System.OutOfMemoryException for Management Studio

I have seen multiple posts on the web trying to decipher the OutOfMemoryException thrown by Management Studio (SSMS) while executing a user query. Contrary to popular beliefs, this is not a SQL Database Engine Out of Memory condition. This is a client side OOM condition thrown by the .NET runtime while trying to receive the output of the query from the Database Engine. More often than not, the culprit is a large number of rows returned by the query submitted by the user.

A lot of times the error can be circumvented by using the TEXT mode output of SSMS. The error is a .NET Out of Memory exception pointing to the Management Studio running out of available physical memory. The GRID output requires a .NET GridView control to be created where as the Text mode output uses a TextBox to store the output returned by the database engine. The amount of memory consumed by the GRID is higher than a TextBox.

It is always advisable to store the output of a query returns a large number of rows into a file (CTRL+SHIFT+F) or use SQLCMD to generate the output into a CSV/TXT file. This would help optimize the memory usage on the box that is executing the query and also prevent re-execution of the query due to client box out-of-memory conditions. IMHO I cannot fathom the need to output a million rows in the GRID view because it is not possible to parse the output unless you put that into a flat file! Hope this sheds some light on this common misconception.

Once such issue is mentioned below:

Reference: OOM error when we access Schema changes report from SSMS – Microsoft

How to open Management Studio with the Object Explorer and a Query Window from command line

SQL Server Management Studio provides you the option of launching from command line. If you want to launch SSMS with a New Query Window and Object Explorer using command line, then you need to do the following changes.

Tools –> Options will open up the Options page for SSMS.

Under that you would see an At Startup property under Environment –> General. Use the drop down list to select the “Open a Object Explorer and New Query”. The default is shown below in the screen shot.

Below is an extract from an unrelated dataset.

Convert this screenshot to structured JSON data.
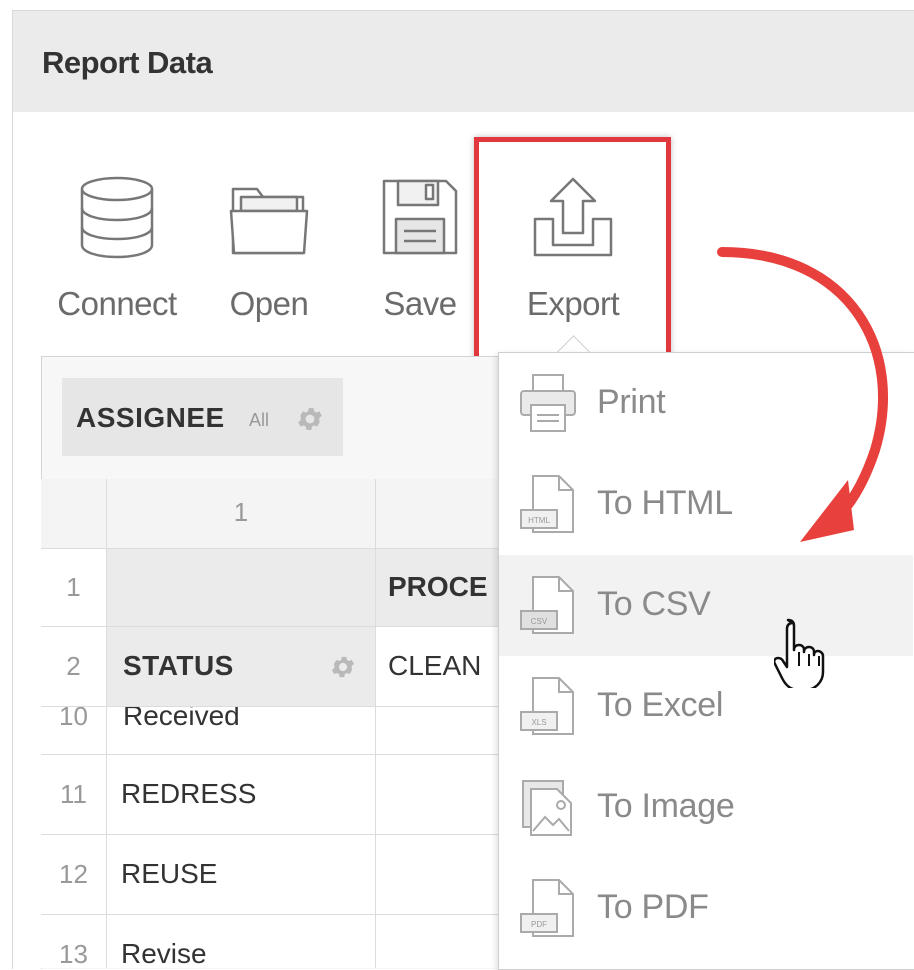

Once you have made the change, you can use the following command to launch SSMS connected to the instance you want:

ssms -S <server name> -E –nosplash

SSMS Command Line Options

Microsoft SQL Server Management Studio
ssms.exe [-S server_name[\instance_name]] [-d database] [-U user] [-P password] [-E] [file_name[, file_name]] [/?]

    [-S    The name of the SQL Server instance to which to connect]
    [-d    The name of the SQL Server database to which to connect]
    [-E]    Use Windows Authentication to login to SQL Server
    [-U    The name of the SQL Server login with which to connect]
    [-P    The password associated with the login]
    [file_name[, file_name]] names of files to load
    [-nosplash] Supress splash screen
    [/?]    Displays this usage information